* Work instruction *
Search the data for the string "schedule" and gather each line it is in.

━━━━━━

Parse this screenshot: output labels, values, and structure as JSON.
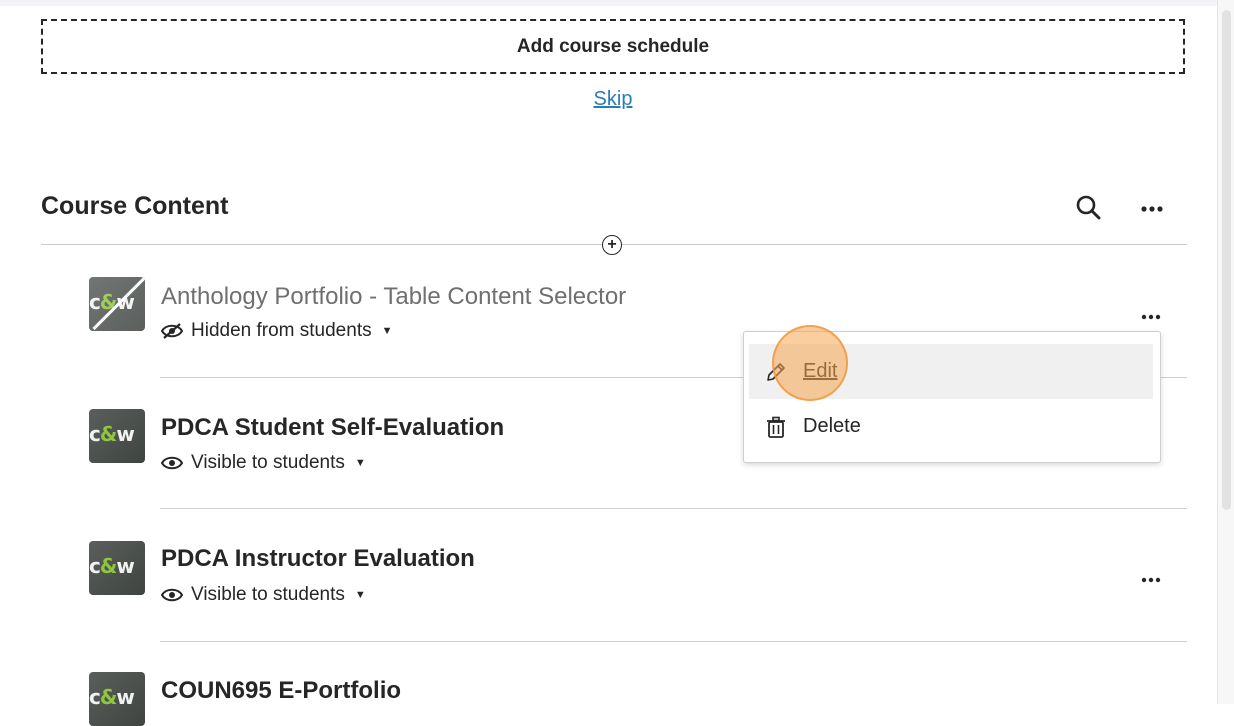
{
  "schedule": {
    "add_label": "Add course schedule",
    "skip_label": "Skip"
  },
  "section": {
    "title": "Course Content"
  },
  "icons": {
    "search": "search-icon",
    "more": "more-icon",
    "add": "add-circle-icon",
    "hidden": "eye-slash-icon",
    "visible": "eye-icon",
    "edit": "pencil-icon",
    "delete": "trash-icon"
  },
  "items": [
    {
      "logo": "c&w",
      "title": "Anthology Portfolio - Table Content Selector",
      "status": "Hidden from students",
      "hidden": true
    },
    {
      "logo": "c&w",
      "title": "PDCA Student Self-Evaluation",
      "status": "Visible to students",
      "hidden": false
    },
    {
      "logo": "c&w",
      "title": "PDCA Instructor Evaluation",
      "status": "Visible to students",
      "hidden": false
    },
    {
      "logo": "c&w",
      "title": "COUN695 E-Portfolio",
      "status": "",
      "hidden": false
    }
  ],
  "menu": {
    "items": [
      {
        "label": "Edit",
        "selected": true
      },
      {
        "label": "Delete",
        "selected": false
      }
    ]
  },
  "colors": {
    "link": "#2b7bb9",
    "text": "#262626",
    "highlight": "#f5a650",
    "logo_accent": "#8fc63f"
  }
}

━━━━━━

* Solution to this task *
  "schedule": {
    "add_label": "Add course schedule",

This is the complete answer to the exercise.